The third team included LSU's Sylvia Fowles, Georgia's Tasha Humphrey, DePaul's Khara Smith, Utah's Kim Smith and Temple's Candice Dupree.
Paris showed up at Oklahoma with her twin sister, Ashley, and their impact was stunning. After finishing 17-13 last season and barely making the NCAA Tournament, the Sooners became the first team to go 16-0 in the Big 12 and were 31-5 overall.
"Without a doubt, she's changed the complexion of everything," Oklahoma coach Sherri Coale said.
During the regular season, Paris averaged 21.4 points, led the nation in rebounding (15.1) and made 61 percent of her shots. She reached double figures in points and rebounds in all but three games and became the first NCAA women's player with 700 points, 500 rebounds and 100 blocks in a season.

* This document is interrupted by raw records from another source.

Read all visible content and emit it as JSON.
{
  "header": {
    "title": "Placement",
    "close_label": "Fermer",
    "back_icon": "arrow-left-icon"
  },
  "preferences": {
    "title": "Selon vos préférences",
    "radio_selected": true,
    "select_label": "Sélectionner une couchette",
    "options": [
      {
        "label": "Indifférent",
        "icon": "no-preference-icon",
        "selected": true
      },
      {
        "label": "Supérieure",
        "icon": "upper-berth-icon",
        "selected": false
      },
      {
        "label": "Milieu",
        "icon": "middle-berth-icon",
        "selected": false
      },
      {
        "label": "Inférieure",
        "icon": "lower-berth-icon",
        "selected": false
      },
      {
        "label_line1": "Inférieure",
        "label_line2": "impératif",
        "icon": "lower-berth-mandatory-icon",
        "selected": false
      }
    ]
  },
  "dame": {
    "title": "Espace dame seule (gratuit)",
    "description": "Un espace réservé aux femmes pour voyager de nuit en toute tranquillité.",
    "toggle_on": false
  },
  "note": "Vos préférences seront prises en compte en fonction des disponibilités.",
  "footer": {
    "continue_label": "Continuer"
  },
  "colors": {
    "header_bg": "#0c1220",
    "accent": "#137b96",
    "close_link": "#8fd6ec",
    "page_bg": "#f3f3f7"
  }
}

Paris also broke a 21-year-old NCAA record by pulling down 539 rebounds.
"Courtney's consistency has been uncanny," Coale said. "There's no other way to describe it. We've come to learn that one way or another, she's going to get it done."
Augustus has played so well and so consistently that she has become everyone's All-American. She was a unanimous selection last season, when she was the national player of the year, and was unanimous on the preseason team last November.
Her 23-point regular-season average led the nation and she shot 57.8 percent, including 51.5 percent from 3-point range.
"I feel good about it," Augustus said. "I think I've worked hard enough to be deserving of this. It's just a joy being able to go into other states and have people know who you are and appreciate what you're doing for the women's game."
Latta, North Carolina's effervescent 5-6 point guard, averaged 18.4 points and five assists in leading the Tar Heels to the ACC regular-season and tournament championships and their first No. 1 ranking.
"I don't really look at what I've done individually," Latta said. "We're just a total package as a team."
But it wouldn't be the same team without her.
"She's our heart and soul," coach Sylvia Hatchell said. "Her spirit and enthusiasm are what drives us."
Pondexter returned to Rutgers after passing up a chance to turn pro and led the Scarlet Knights to a 16-0 Big East record. She averaged 21.5 points and 3.2 assists and became the first Rutgers player to earn first-team All-America honors.
"It has been five long years of hard work to get to this point, so it is really special to be rewarded and acknowledged in this way," Pondexter said. "To be the first Rutgers player to be a first-team AP All-American -- that's incredible."
Young led Baylor to the national championship last year and came back with a solid senior season, averaging 22.2 points and 10 rebounds and becoming just the fourth Division I player to reach 2,000 points, 1,000 rebounds, 300 steals and 300 assists.
"To be named as one of the top five players in the country is amazing," Young said. "It is a tremendous accomplishment and I feel extremely blessed."
Copyright 2006 by The Associated Press